As for flower boxes on fire-escapes, Vuong ponders that “maybe we live easier decorating danger until it becomes an extension of our homes.” Maybe we deny our contract with death because its more than we can take? Further, Vuong asks why it is almost impossible for us to say to one another, “I am hurt. I am scared. What happens now?” Broken toe or indescribably worse, we’ve been charged with an ancient and unresolved human question in this isolate year - in every year really. How do we learn, as Vuong asks, to offer “an invitation to a more private, necessary dialogue”?

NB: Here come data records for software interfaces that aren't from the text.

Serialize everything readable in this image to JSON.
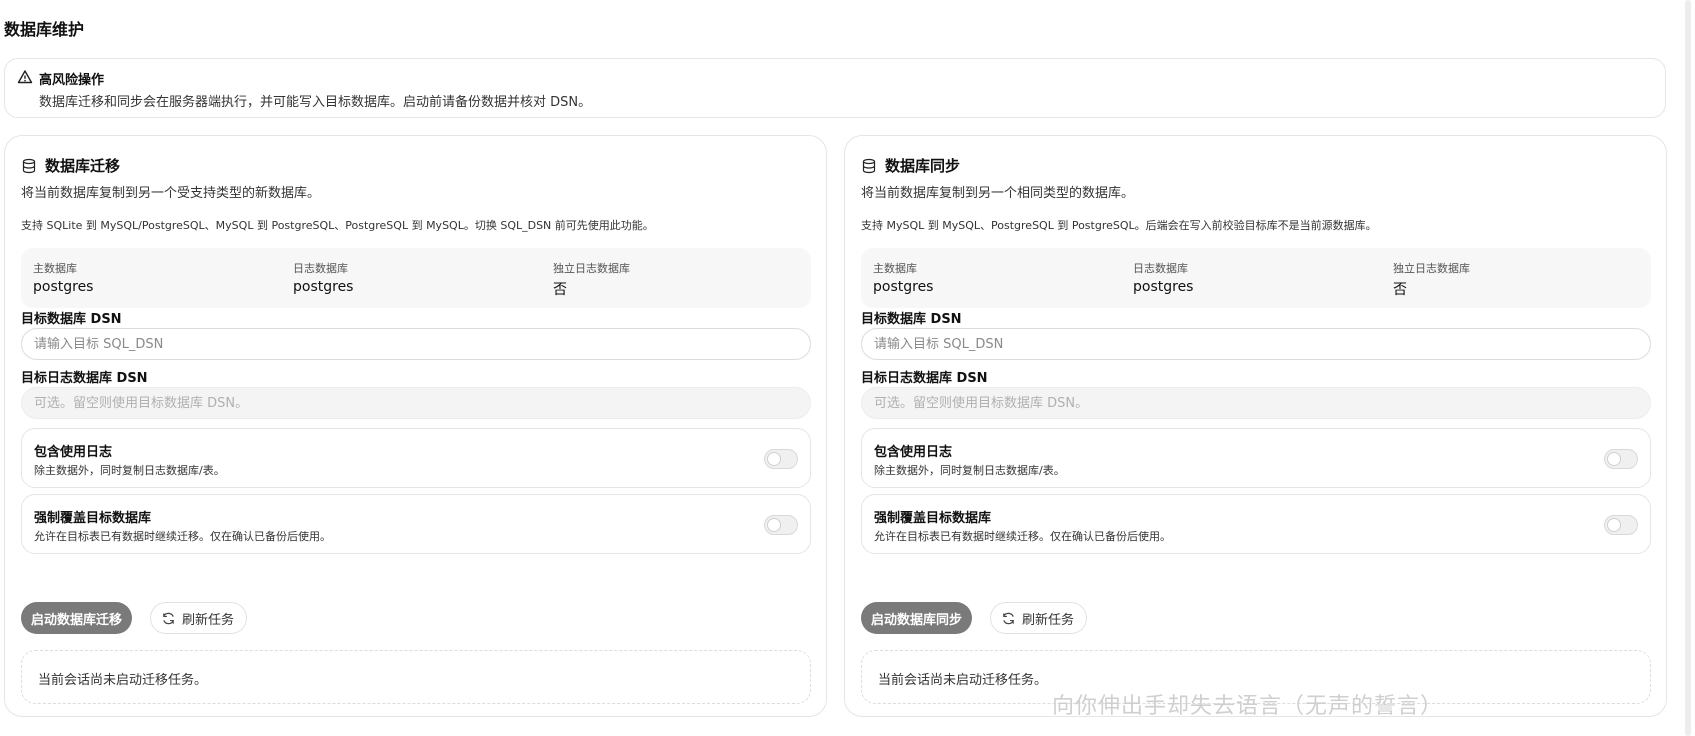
{
  "page": {
    "title": "数据库维护"
  },
  "alert": {
    "icon": "warning-triangle-icon",
    "title": "高风险操作",
    "description": "数据库迁移和同步会在服务器端执行，并可能写入目标数据库。启动前请备份数据并核对 DSN。"
  },
  "migration": {
    "icon": "database-icon",
    "title": "数据库迁移",
    "description": "将当前数据库复制到另一个受支持类型的新数据库。",
    "note": "支持 SQLite 到 MySQL/PostgreSQL、MySQL 到 PostgreSQL、PostgreSQL 到 MySQL。切换 SQL_DSN 前可先使用此功能。",
    "info": [
      {
        "label": "主数据库",
        "value": "postgres"
      },
      {
        "label": "日志数据库",
        "value": "postgres"
      },
      {
        "label": "独立日志数据库",
        "value": "否"
      }
    ],
    "target_dsn_label": "目标数据库 DSN",
    "target_dsn_placeholder": "请输入目标 SQL_DSN",
    "target_dsn_value": "",
    "target_log_dsn_label": "目标日志数据库 DSN",
    "target_log_dsn_placeholder": "可选。留空则使用目标数据库 DSN。",
    "target_log_dsn_value": "",
    "option_logs": {
      "title": "包含使用日志",
      "description": "除主数据外，同时复制日志数据库/表。",
      "enabled": false
    },
    "option_force": {
      "title": "强制覆盖目标数据库",
      "description": "允许在目标表已有数据时继续迁移。仅在确认已备份后使用。",
      "enabled": false
    },
    "start_button": "启动数据库迁移",
    "refresh_button": "刷新任务",
    "status": "当前会话尚未启动迁移任务。"
  },
  "sync": {
    "icon": "database-icon",
    "title": "数据库同步",
    "description": "将当前数据库复制到另一个相同类型的数据库。",
    "note": "支持 MySQL 到 MySQL、PostgreSQL 到 PostgreSQL。后端会在写入前校验目标库不是当前源数据库。",
    "info": [
      {
        "label": "主数据库",
        "value": "postgres"
      },
      {
        "label": "日志数据库",
        "value": "postgres"
      },
      {
        "label": "独立日志数据库",
        "value": "否"
      }
    ],
    "target_dsn_label": "目标数据库 DSN",
    "target_dsn_placeholder": "请输入目标 SQL_DSN",
    "target_dsn_value": "",
    "target_log_dsn_label": "目标日志数据库 DSN",
    "target_log_dsn_placeholder": "可选。留空则使用目标数据库 DSN。",
    "target_log_dsn_value": "",
    "option_logs": {
      "title": "包含使用日志",
      "description": "除主数据外，同时复制日志数据库/表。",
      "enabled": false
    },
    "option_force": {
      "title": "强制覆盖目标数据库",
      "description": "允许在目标表已有数据时继续迁移。仅在确认已备份后使用。",
      "enabled": false
    },
    "start_button": "启动数据库同步",
    "refresh_button": "刷新任务",
    "status": "当前会话尚未启动迁移任务。"
  },
  "overlay": {
    "line1": "向你伸出手却失去语言（无声的誓言）"
  }
}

In the inauguration of President Biden and Vice President Harris this January, a certain phrase in the preamble of the Constitution was invoked repeatedly and resounded in me for weeks following it. “A more perfect union” became shorthand for imminent change. Those four words in the nation’s founding document acknowledge imperfection, vulnerability and division. The hope for unity is different from actual unity and making a refrain of a more perfect union recognizes that democracy is vulnerable to virus; our vote the fire-escape on a structure fear built. And though in this moment, I feel demoralized spiritually and physically, I have in my wiser moments smiled ironically at the language of more perfect as if there could be a more perfect ocean or sky, a moreperfect springtime, earth or sun. We humans could be more everything, especially more honest about the weight of our lives. Making our desperation visible to each other, Vuong believes and so do I (though I need practice), is the “beginning of visible hope.”